Count how many lines of the material below have the word "file" and give only the number.

ENTRIES SUPPLIED

+ + + + +

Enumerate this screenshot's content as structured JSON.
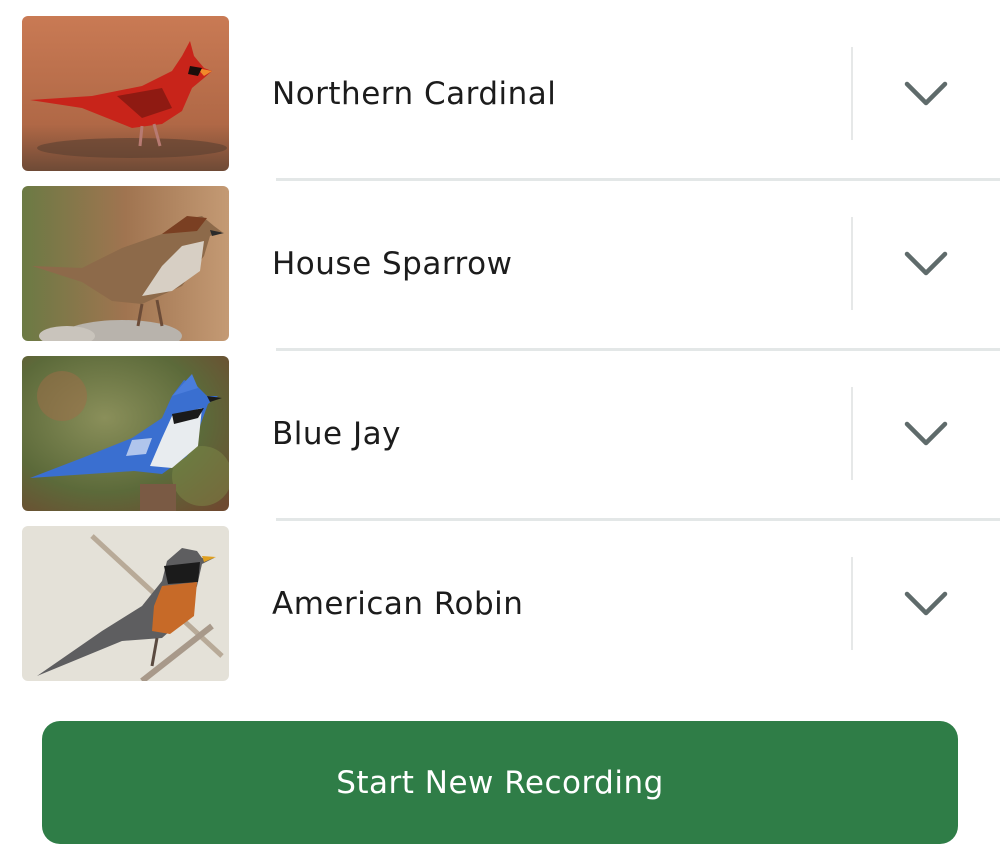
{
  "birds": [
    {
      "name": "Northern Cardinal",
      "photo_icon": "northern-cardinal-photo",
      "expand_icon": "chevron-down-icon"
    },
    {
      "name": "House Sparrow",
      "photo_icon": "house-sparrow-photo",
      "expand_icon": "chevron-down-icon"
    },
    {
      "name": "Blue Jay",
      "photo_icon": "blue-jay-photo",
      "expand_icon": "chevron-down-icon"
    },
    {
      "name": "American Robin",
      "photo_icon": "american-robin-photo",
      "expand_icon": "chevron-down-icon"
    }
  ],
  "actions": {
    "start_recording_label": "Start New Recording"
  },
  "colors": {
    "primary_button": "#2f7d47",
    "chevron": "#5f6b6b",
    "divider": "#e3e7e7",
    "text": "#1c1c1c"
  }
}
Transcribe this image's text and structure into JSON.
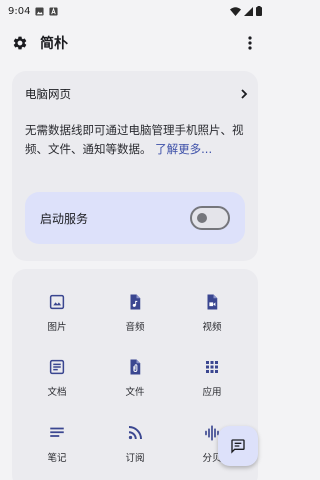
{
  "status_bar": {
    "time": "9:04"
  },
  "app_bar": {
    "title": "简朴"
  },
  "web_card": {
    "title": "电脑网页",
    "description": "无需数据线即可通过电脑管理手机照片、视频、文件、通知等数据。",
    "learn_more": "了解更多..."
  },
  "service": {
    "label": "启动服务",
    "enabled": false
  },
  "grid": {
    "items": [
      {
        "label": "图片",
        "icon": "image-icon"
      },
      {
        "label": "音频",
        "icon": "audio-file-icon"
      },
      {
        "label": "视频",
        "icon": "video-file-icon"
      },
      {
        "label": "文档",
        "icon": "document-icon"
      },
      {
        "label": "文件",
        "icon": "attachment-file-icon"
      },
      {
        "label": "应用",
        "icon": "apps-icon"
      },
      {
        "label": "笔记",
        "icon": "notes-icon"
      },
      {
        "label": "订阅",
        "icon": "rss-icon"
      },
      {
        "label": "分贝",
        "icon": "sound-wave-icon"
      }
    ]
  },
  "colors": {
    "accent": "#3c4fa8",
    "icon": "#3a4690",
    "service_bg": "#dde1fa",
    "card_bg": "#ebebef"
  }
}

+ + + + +

YOUR SOLUTION
3